Video

Video Rock-Consuming Organisms Alter Views of Life Processes

Scientists thought they knew much about how life works, until a discovery more than two decades ago challenged conventional beliefs. Scientists found that there are organisms that breathe rocks. And it is only recently that the scientific community is accepting that there are organisms that could get energy out of rocks. Correspondent Elizabeth Lee reports.
Video

Video Paris Attacks Highlight Global Weapons Black Market

As law enforcement officials piece together how the Paris and Belgian terror cells carried out their recent attacks, questions are being asked about how they obtained military grade assault weapons - which are illegal in the European Union. As VOA's Jeff Swicord reports, experts say there is a very active worldwide black market for these weapons, and criminals and terrorists are buying.
Video

Video Activists Accuse China of Targeting Religious Freedom

The U.S.-based Chinese religious rights group ChinaAid says 2014 was the worst year for religious freedom in China since the end of the Cultural Revolution. As Ye Fan reports, activists say Beijing has been tightening religious controls ever since Chinese leader Xi Jinping came to office. Hu Wei narrates.
Video

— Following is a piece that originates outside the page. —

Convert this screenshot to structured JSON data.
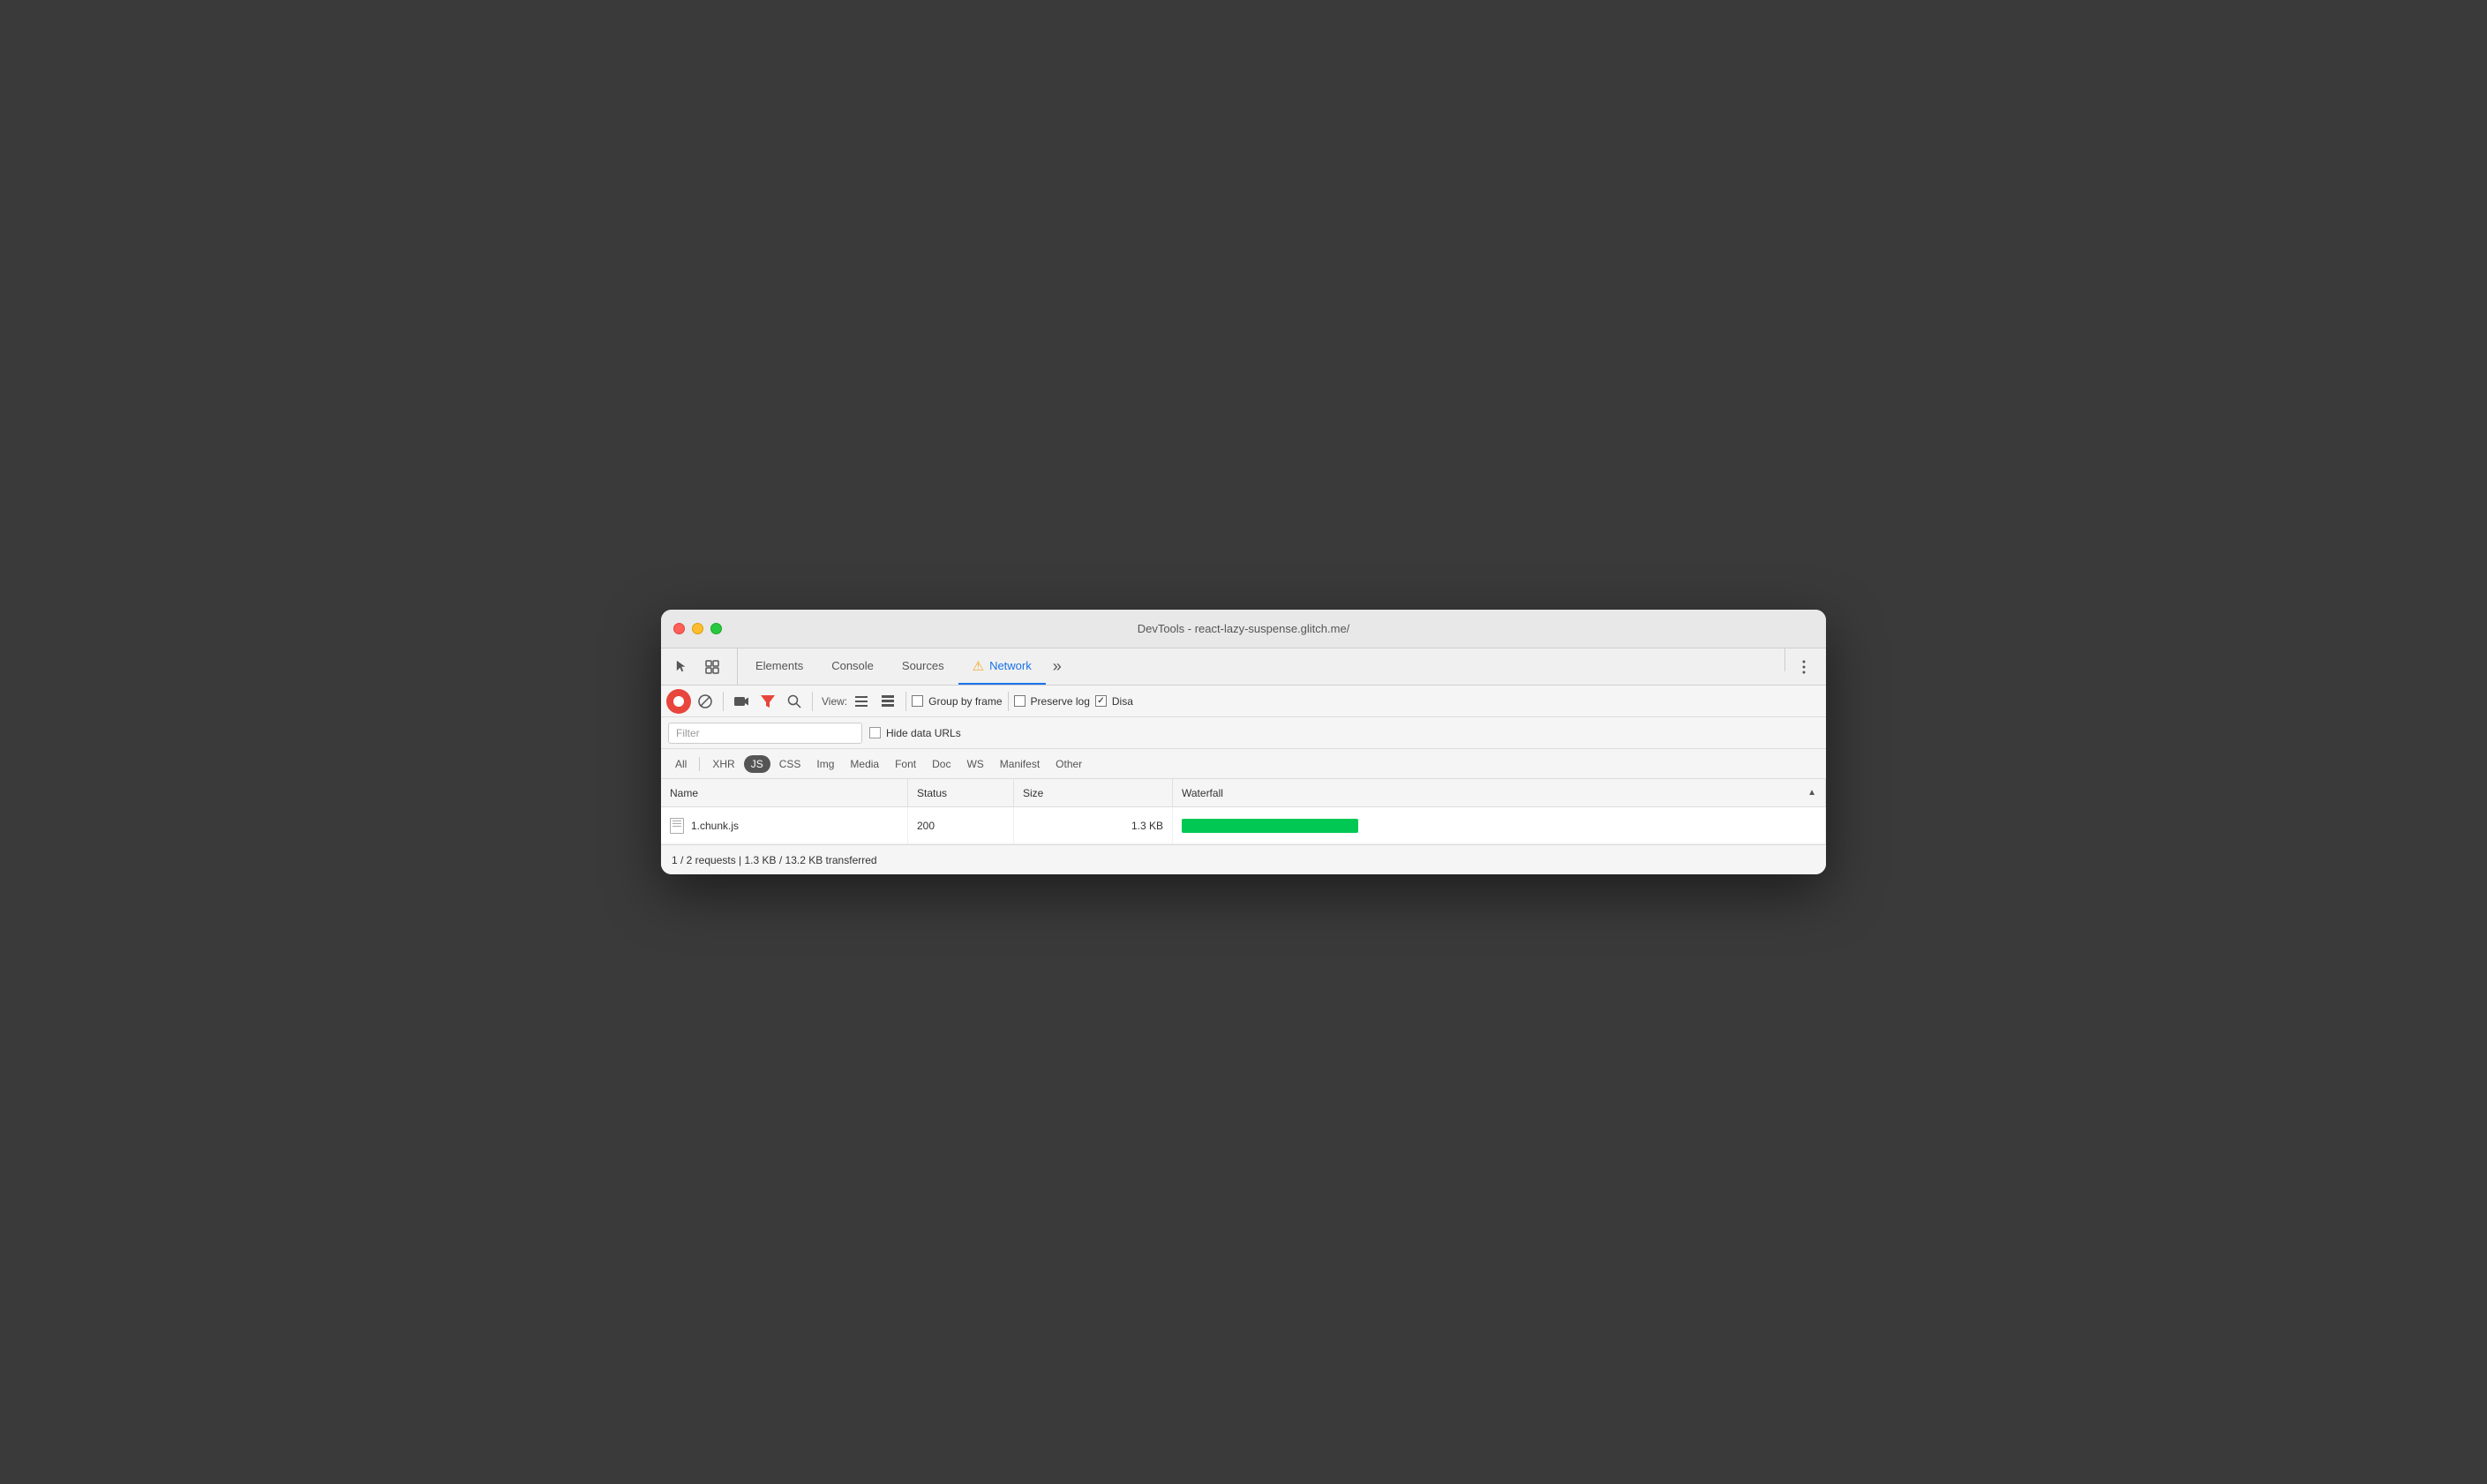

Video Theologians Cast Doubt on Morality of Drone Strikes

In 2006, stirred by photos of U.S. soldiers mistreating Iraqi prisoners, a group of American faith leaders and academics launched the National Religious Campaign Against Torture. It played an important role in getting Congress to investigate, and the president to ban, torture. VOA's Jerome Socolovsky reports.
Video

Video Former Sudan 'Lost Boy' Becomes Chess Master in NYC

In the mid-1980’s, thousands of Sudanese boys escaped the country's civil war by walking for weeks, then months and finally for more than a year, up to 1,500 kilometers across three countries. The so-called Lost Boys of the Sudan had little time for games. But one of them later mastered the game of chess, and now teaches it to children in the New York area. VOA’s Bernard Shusman in New York has his story.
Video

Video NASA Monitors Earth’s Vital Signs From Space

The U.S. space agency, NASA, is wrapping up its busiest 12-month period in more than a decade, with three missions launched in 2014 and two this month, one in early January and the fifth scheduled for January 29. As VOA’s Rosanne Skirble reports, the instruments being lifted into orbit are focused on Earth’s vital life support systems and how they are responding to a warmer planet.

Circumventing Censorship

An Internet Primer for Healthy Web Habits

As surveillance and censoring technologies advance, so, too, do new tools for your computer or mobile device that help protect your privacy and break through Internet censorship.
More

All About America

AppleAndroid